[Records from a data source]
= = = = =
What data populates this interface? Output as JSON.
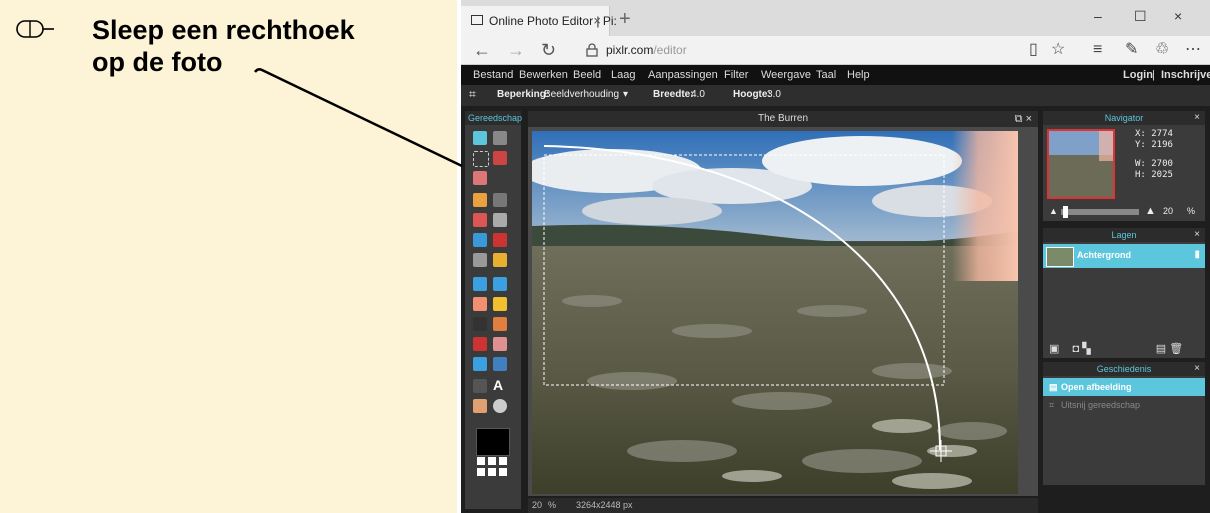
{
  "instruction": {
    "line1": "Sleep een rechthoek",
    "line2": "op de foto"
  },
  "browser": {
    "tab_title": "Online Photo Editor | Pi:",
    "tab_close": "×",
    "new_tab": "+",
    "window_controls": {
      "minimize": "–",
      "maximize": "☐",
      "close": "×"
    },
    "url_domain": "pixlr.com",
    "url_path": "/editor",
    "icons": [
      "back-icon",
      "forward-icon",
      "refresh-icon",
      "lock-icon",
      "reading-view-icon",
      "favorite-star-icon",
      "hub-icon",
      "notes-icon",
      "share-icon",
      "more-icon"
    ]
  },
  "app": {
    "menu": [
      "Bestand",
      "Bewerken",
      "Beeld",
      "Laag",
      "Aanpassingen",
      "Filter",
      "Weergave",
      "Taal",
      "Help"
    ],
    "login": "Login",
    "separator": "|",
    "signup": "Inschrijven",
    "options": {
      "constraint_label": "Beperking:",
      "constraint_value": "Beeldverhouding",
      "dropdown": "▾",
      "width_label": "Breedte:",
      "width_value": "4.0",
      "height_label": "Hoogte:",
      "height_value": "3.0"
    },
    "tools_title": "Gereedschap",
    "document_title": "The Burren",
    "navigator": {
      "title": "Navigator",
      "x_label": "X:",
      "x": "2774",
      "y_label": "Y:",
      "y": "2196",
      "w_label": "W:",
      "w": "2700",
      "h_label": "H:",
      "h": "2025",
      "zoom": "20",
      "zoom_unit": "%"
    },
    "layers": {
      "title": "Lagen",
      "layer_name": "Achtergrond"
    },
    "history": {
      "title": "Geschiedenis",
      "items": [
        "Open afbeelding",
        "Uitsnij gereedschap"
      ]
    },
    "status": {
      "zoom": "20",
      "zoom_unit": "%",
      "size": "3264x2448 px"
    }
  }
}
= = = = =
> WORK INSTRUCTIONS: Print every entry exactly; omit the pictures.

> TASK ANSWER:
What data populates this interface? Output as JSON.
{
  "instruction": {
    "line1": "Sleep een rechthoek",
    "line2": "op de foto"
  },
  "browser": {
    "tab_title": "Online Photo Editor | Pi:",
    "tab_close": "×",
    "new_tab": "+",
    "window_controls": {
      "minimize": "–",
      "maximize": "☐",
      "close": "×"
    },
    "url_domain": "pixlr.com",
    "url_path": "/editor",
    "icons": [
      "back-icon",
      "forward-icon",
      "refresh-icon",
      "lock-icon",
      "reading-view-icon",
      "favorite-star-icon",
      "hub-icon",
      "notes-icon",
      "share-icon",
      "more-icon"
    ]
  },
  "app": {
    "menu": [
      "Bestand",
      "Bewerken",
      "Beeld",
      "Laag",
      "Aanpassingen",
      "Filter",
      "Weergave",
      "Taal",
      "Help"
    ],
    "login": "Login",
    "separator": "|",
    "signup": "Inschrijven",
    "options": {
      "constraint_label": "Beperking:",
      "constraint_value": "Beeldverhouding",
      "dropdown": "▾",
      "width_label": "Breedte:",
      "width_value": "4.0",
      "height_label": "Hoogte:",
      "height_value": "3.0"
    },
    "tools_title": "Gereedschap",
    "document_title": "The Burren",
    "navigator": {
      "title": "Navigator",
      "x_label": "X:",
      "x": "2774",
      "y_label": "Y:",
      "y": "2196",
      "w_label": "W:",
      "w": "2700",
      "h_label": "H:",
      "h": "2025",
      "zoom": "20",
      "zoom_unit": "%"
    },
    "layers": {
      "title": "Lagen",
      "layer_name": "Achtergrond"
    },
    "history": {
      "title": "Geschiedenis",
      "items": [
        "Open afbeelding",
        "Uitsnij gereedschap"
      ]
    },
    "status": {
      "zoom": "20",
      "zoom_unit": "%",
      "size": "3264x2448 px"
    }
  }
}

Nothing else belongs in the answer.